Monday, 25 January 2010

The Edge of Heaven [2007]


Fatih Akin’s The Edge of Heaven is a morally and psychologically complex tale on human nature – the inherent fallibility in human character, and his futile attempts at reconciling with his life and love. Given that Akin is of Turkish origin, but was born and brought up in Germany, political and cultural diasporas of both the countries form the perfect setting for the rich, temporally fractured tale of three sets of unconnected parent-child pairs brought together through subtle interventions of ‘fate’ – a short-tempered hard-drinking Turkish immigrant and his quiet, educated professor-son; a prostitute living on the streets of Hamburg and her anarchist daughter who’s part of a radical political outfit in Turkey; and, a disapproving German lady and her rebellious daughter. Coincidence plays a strong role as the six fiercely independent yet lonely individuals (incidentally or accidentally) embark a tragic collision course through the vicious cycle of love, loss and their various repercussions. Continuing on the theme of death and bereavement, the emotionally charged movie is gritty like Head-On (though certainly not as much), with an elegiac tone that is deeply affecting. The acting, it ought to be mentioned, is very good without ever being flashy or spectacular.








Director: Fatih Akin
Genre: Drama/Psychological Drama/Political Drama/Ensemble Film
Language: Turkish/German
Country: Turkey/Germany

8 comments:

Just Another Film Buff said...

Ah Yes. And a marvelous ending. No one felt like leaving the theatre even after the credits rolled on...

Shubhajit said...

Yes, I'm completely with you on this. A fine movie indeed. Thanks for stopping by.

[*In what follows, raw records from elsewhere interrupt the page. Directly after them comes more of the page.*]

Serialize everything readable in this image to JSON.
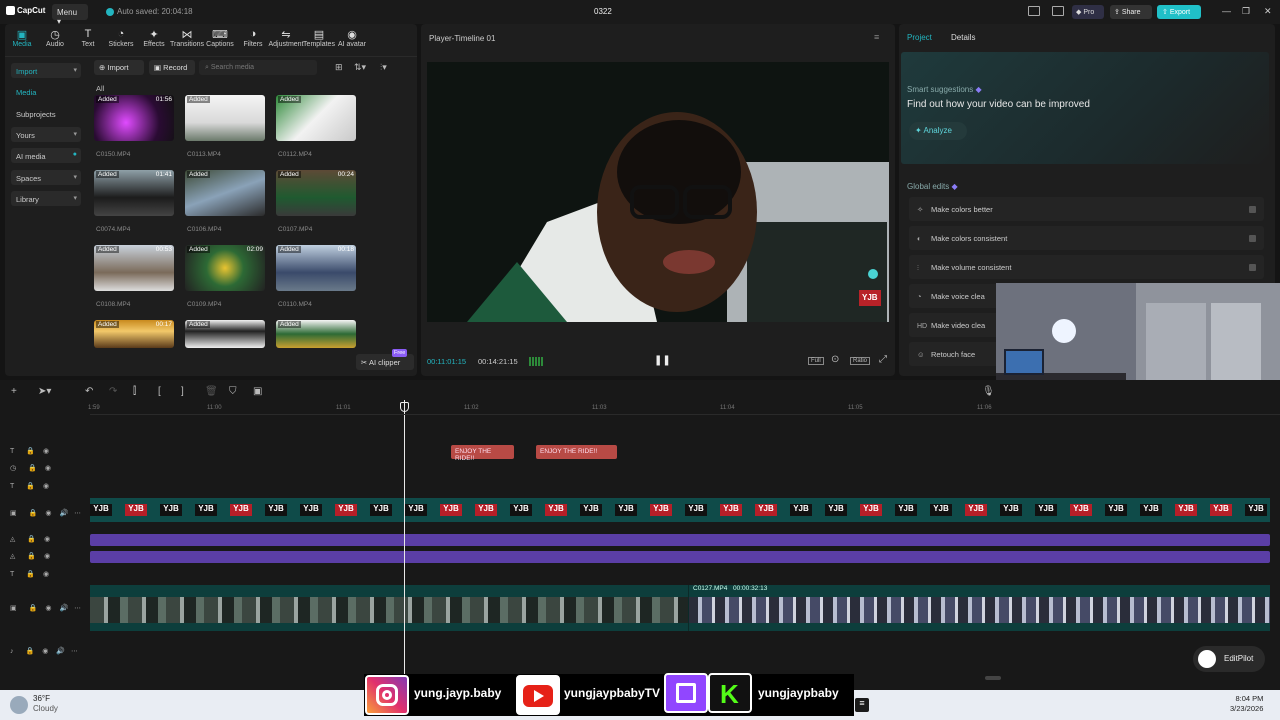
{
  "app": {
    "logo": "CapCut",
    "menu_label": "Menu",
    "autosave": "Auto saved: 20:04:18",
    "project_title": "0322",
    "pro_label": "Pro",
    "share_label": "Share",
    "export_label": "Export",
    "accent_color": "#23b5c0"
  },
  "toolbar": {
    "items": [
      {
        "label": "Media",
        "icon": "media-icon"
      },
      {
        "label": "Audio",
        "icon": "audio-icon"
      },
      {
        "label": "Text",
        "icon": "text-icon"
      },
      {
        "label": "Stickers",
        "icon": "stickers-icon"
      },
      {
        "label": "Effects",
        "icon": "effects-icon"
      },
      {
        "label": "Transitions",
        "icon": "transitions-icon"
      },
      {
        "label": "Captions",
        "icon": "captions-icon"
      },
      {
        "label": "Filters",
        "icon": "filters-icon"
      },
      {
        "label": "Adjustment",
        "icon": "adjustment-icon"
      },
      {
        "label": "Templates",
        "icon": "templates-icon"
      },
      {
        "label": "AI avatar",
        "icon": "ai-avatar-icon"
      }
    ]
  },
  "sidebar": {
    "items": [
      "Import",
      "Media",
      "Subprojects",
      "Yours",
      "AI media",
      "Spaces",
      "Library"
    ]
  },
  "media": {
    "import_label": "Import",
    "record_label": "Record",
    "search_placeholder": "Search media",
    "filter_label": "All",
    "added_tag": "Added",
    "clipper_label": "AI clipper",
    "free_badge": "Free",
    "items": [
      {
        "name": "C0150.MP4",
        "duration": "01:56"
      },
      {
        "name": "C0113.MP4",
        "duration": ""
      },
      {
        "name": "C0112.MP4",
        "duration": ""
      },
      {
        "name": "C0074.MP4",
        "duration": "01:41"
      },
      {
        "name": "C0106.MP4",
        "duration": ""
      },
      {
        "name": "C0107.MP4",
        "duration": "00:24"
      },
      {
        "name": "C0108.MP4",
        "duration": "00:53"
      },
      {
        "name": "C0109.MP4",
        "duration": "02:09"
      },
      {
        "name": "C0110.MP4",
        "duration": "00:18"
      },
      {
        "name": "",
        "duration": "00:17"
      },
      {
        "name": "",
        "duration": ""
      },
      {
        "name": "",
        "duration": ""
      }
    ]
  },
  "player": {
    "title": "Player-Timeline 01",
    "current_time": "00:11:01:15",
    "total_time": "00:14:21:15",
    "watermark": "YJB",
    "full_label": "Full",
    "ratio_label": "Ratio"
  },
  "right_panel": {
    "tabs": [
      "Project",
      "Details"
    ],
    "smart_label": "Smart suggestions",
    "smart_title": "Find out how your video can be improved",
    "analyze_label": "Analyze",
    "global_label": "Global edits",
    "edits": [
      {
        "label": "Make colors better",
        "icon": "wand-icon"
      },
      {
        "label": "Make colors consistent",
        "icon": "palette-icon"
      },
      {
        "label": "Make volume consistent",
        "icon": "sliders-icon"
      },
      {
        "label": "Make voice clea",
        "icon": "voice-icon"
      },
      {
        "label": "Make video clea",
        "icon": "hd-icon"
      },
      {
        "label": "Retouch face",
        "icon": "face-icon"
      }
    ]
  },
  "timeline": {
    "ruler": [
      "1:59",
      "11:00",
      "11:01",
      "11:02",
      "11:03",
      "11:04",
      "11:05",
      "11:06"
    ],
    "captions": [
      "ENJOY THE RIDE!!",
      "ENJOY THE RIDE!!"
    ],
    "logo_text": "YJB",
    "clip_name": "C0127.MP4",
    "clip_duration": "00:00:32:13",
    "editpilot_label": "EditPilot"
  },
  "overlay": {
    "instagram": "yung.jayp.baby",
    "youtube": "yungjaypbabyTV",
    "kick": "yungjaypbaby"
  },
  "taskbar": {
    "temp": "36°F",
    "weather": "Cloudy",
    "time": "8:04 PM",
    "date": "3/23/2026"
  }
}
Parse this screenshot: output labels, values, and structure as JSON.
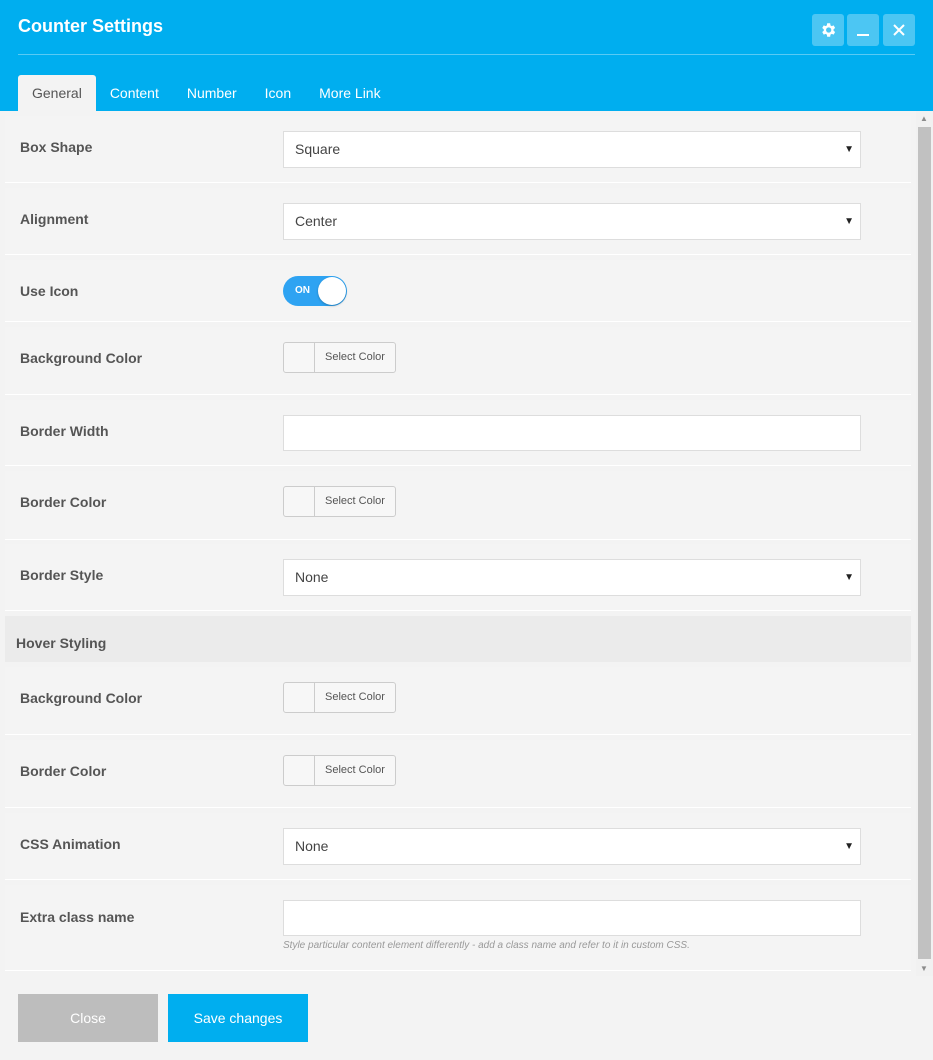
{
  "window": {
    "title": "Counter Settings",
    "buttons": {
      "settings_icon": "gear-icon",
      "minimize_icon": "minimize-icon",
      "close_icon": "close-icon"
    }
  },
  "tabs": [
    {
      "label": "General",
      "active": true
    },
    {
      "label": "Content",
      "active": false
    },
    {
      "label": "Number",
      "active": false
    },
    {
      "label": "Icon",
      "active": false
    },
    {
      "label": "More Link",
      "active": false
    }
  ],
  "fields": {
    "box_shape": {
      "label": "Box Shape",
      "value": "Square"
    },
    "alignment": {
      "label": "Alignment",
      "value": "Center"
    },
    "use_icon": {
      "label": "Use Icon",
      "state": "ON"
    },
    "background_color": {
      "label": "Background Color",
      "button": "Select Color"
    },
    "border_width": {
      "label": "Border Width",
      "value": ""
    },
    "border_color": {
      "label": "Border Color",
      "button": "Select Color"
    },
    "border_style": {
      "label": "Border Style",
      "value": "None"
    },
    "hover_section": {
      "label": "Hover Styling"
    },
    "hover_background_color": {
      "label": "Background Color",
      "button": "Select Color"
    },
    "hover_border_color": {
      "label": "Border Color",
      "button": "Select Color"
    },
    "css_animation": {
      "label": "CSS Animation",
      "value": "None"
    },
    "extra_class": {
      "label": "Extra class name",
      "value": "",
      "help": "Style particular content element differently - add a class name and refer to it in custom CSS."
    }
  },
  "footer": {
    "close_label": "Close",
    "save_label": "Save changes"
  },
  "colors": {
    "header": "#00aeef",
    "toggle_on": "#2ea3f2",
    "save_button": "#00aeef",
    "close_button": "#bdbdbd"
  }
}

Kogi Kaishakunin said...

I loved the way the film showed the disparate cultures living in Turkey meeting and clashing...

http://negativeslens.blogspot.com/2009/06/edge-of-heaven.html

Shubhajit said...

Thanks man for sharing your review of the movie. Yeah, clash of disparate cultures forms an important part of the movie.

Alex DeLarge said...

Made my Top Ten list last year: we have very similiar tastes in film:) Great write-up once again.

The film veered towards melodrama but knew when to pull back from the brink, and the performances were powerful. I have this reviewed on my blog too.

Shubhajit said...

Thanks a lot Alex for your kind words. I follow your blog very regularly, and to think that we have very similar tastes - that feels great indeed :)

I just read your review of the movie, and loved it.

Daniel Getahun said...

Great capsule on this one, though I have to admit I didn't enjoy it as much as I would have hoped due to the credibility of all the coincidences. I know this is part of Akin's brand (as well as other German directors, namely Tom Tykwer), but for whatever reason logic was stretched too thin for me in this one. Still, I named Nurgül Yeşilçay as easily one of the most overlooked performances of last year.

Looking forward to Akin's next film, I believe due out this year.

Shubhajit said...

Thanks a lot again, Daniel, for stopping by and sharing your views.

Reading your views I realise this might be the kind of movie that doesn't necessarily generate overwhelming praise from all its viewers. And that's good, I guess, cos that might start lively discussions.